PHILADELPHIA – One Philadelphia plaintiff alleges Fiat Chrysler Automobiles broke a number of commerce regulations, when it sold him a new Jeep with technical issues unable to be remedied after five repair attempts on the part of the dealer.
Richard J. Huff Jr. filed suit in the Philadelphia County Court of Common Pleas on Aug. 25 versus FCA US, LLC of Auburn Hills, Mich.
On April 8, 2015, the plaintiff purchased a new 2015 Jeep Patriot at Family Chrysler Philadelphia, manufactured and warranted by the defendant, and both purchased and registered in Pennsylvania. The price of the vehicle was in excess of $25,103.16, including registration charges, document fees, sales tax, finance and bank charges, but excluding other collateral charges not specified yet defined by the Lemon Law.
Huff says he was provided a three-year, 36,000-mile warranty for the automobile, but learned the vehicle had mechanical difficulties, including the airbag, check engine, low tire pressure and TPMS lights illuminating unnecessarily. Huff added the defendant’s authorized dealer had made five repair attempts to comply with its warranty and correct the aforementioned issues, but the attempts proved futile.
For alleged violation of the Pennsylvania Lemon Law, Magnuson-Moss Warranty Improvement Act and violation of Pennsylvania’s Unfair Trade Practices and Consumer Protection Law (UTPCPL), the plaintiff is seeking damages in an amount equal to the purchase price of the subject vehicle, collateral charges, incidental, consequential and treble damages, attorney’s fees and court costs, not in excess of $50,000.

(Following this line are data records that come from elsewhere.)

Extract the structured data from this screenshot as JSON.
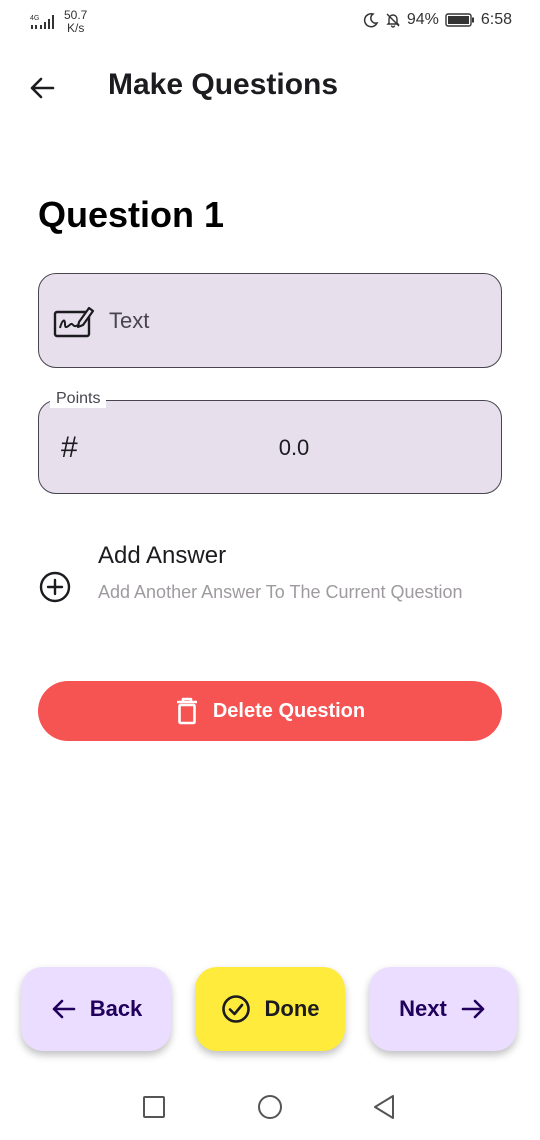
{
  "status_bar": {
    "network_type": "4G",
    "net_speed_value": "50.7",
    "net_speed_unit": "K/s",
    "battery_percent": "94%",
    "time": "6:58"
  },
  "app_bar": {
    "title": "Make Questions"
  },
  "question": {
    "title": "Question 1",
    "text_placeholder": "Text",
    "points_label": "Points",
    "points_value": "0.0"
  },
  "add_answer": {
    "title": "Add Answer",
    "subtitle": "Add Another Answer To The Current Question"
  },
  "actions": {
    "delete_label": "Delete Question",
    "back_label": "Back",
    "done_label": "Done",
    "next_label": "Next"
  },
  "icons": {
    "back": "arrow-left-icon",
    "signature": "signature-icon",
    "points": "hash-icon",
    "add": "add-circle-icon",
    "delete": "trash-icon",
    "done": "check-circle-icon",
    "next": "arrow-right-icon"
  },
  "colors": {
    "field_background": "#e7e0ec",
    "delete_button": "#f65353",
    "nav_button": "#eaddff",
    "done_button": "#ffeb3b"
  }
}
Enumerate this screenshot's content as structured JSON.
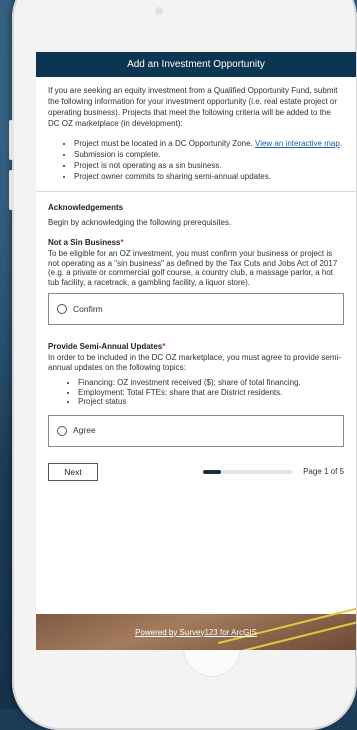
{
  "header": {
    "title": "Add an Investment Opportunity"
  },
  "intro": {
    "text": "If you are seeking an equity investment from a Qualified Opportunity Fund, submit the following information for your investment opportunity (i.e. real estate project or operating business). Projects that meet the following criteria will be added to the DC OZ marketplace (in development):",
    "criteria_1_text": "Project must be located in a DC Opportunity Zone.",
    "criteria_1_link": "View an interactive map",
    "criteria_1_end": ".",
    "criteria_2": "Submission is complete.",
    "criteria_3": "Project is not operating as a sin business.",
    "criteria_4": "Project owner commits to sharing semi-annual updates."
  },
  "acknowledgements": {
    "title": "Acknowledgements",
    "text": "Begin by acknowledging the following prerequisites."
  },
  "q1": {
    "title": "Not a Sin Business",
    "required_mark": "*",
    "description": "To be eligible for an OZ investment, you must confirm your business or project is not operating as a \"sin business\" as defined by the Tax Cuts and Jobs Act of 2017 (e.g. a private or commercial golf course, a country club, a massage parlor, a hot tub facility, a racetrack, a gambling facility, a liquor store).",
    "option": "Confirm"
  },
  "q2": {
    "title": "Provide Semi-Annual Updates",
    "required_mark": "*",
    "description": "In order to be included in the DC OZ marketplace, you must agree to provide semi-annual updates on the following topics:",
    "topic_1": "Financing: OZ investment received ($); share of total financing.",
    "topic_2": "Employment: Total FTEs; share that are District residents.",
    "topic_3": "Project status",
    "option": "Agree"
  },
  "footer": {
    "next_label": "Next",
    "page_label": "Page 1 of 5",
    "progress_fraction": 0.2,
    "powered_by": "Powered by Survey123 for ArcGIS"
  }
}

The plaintiff is represented by Robert M. Silverman of Kimmel & Silverman, in Ambler.
Philadelphia County Court of Common Pleas case 170802548
From the Pennsylvania Record: Reach Courts Reporter Nicholas Malfitano at email@example.com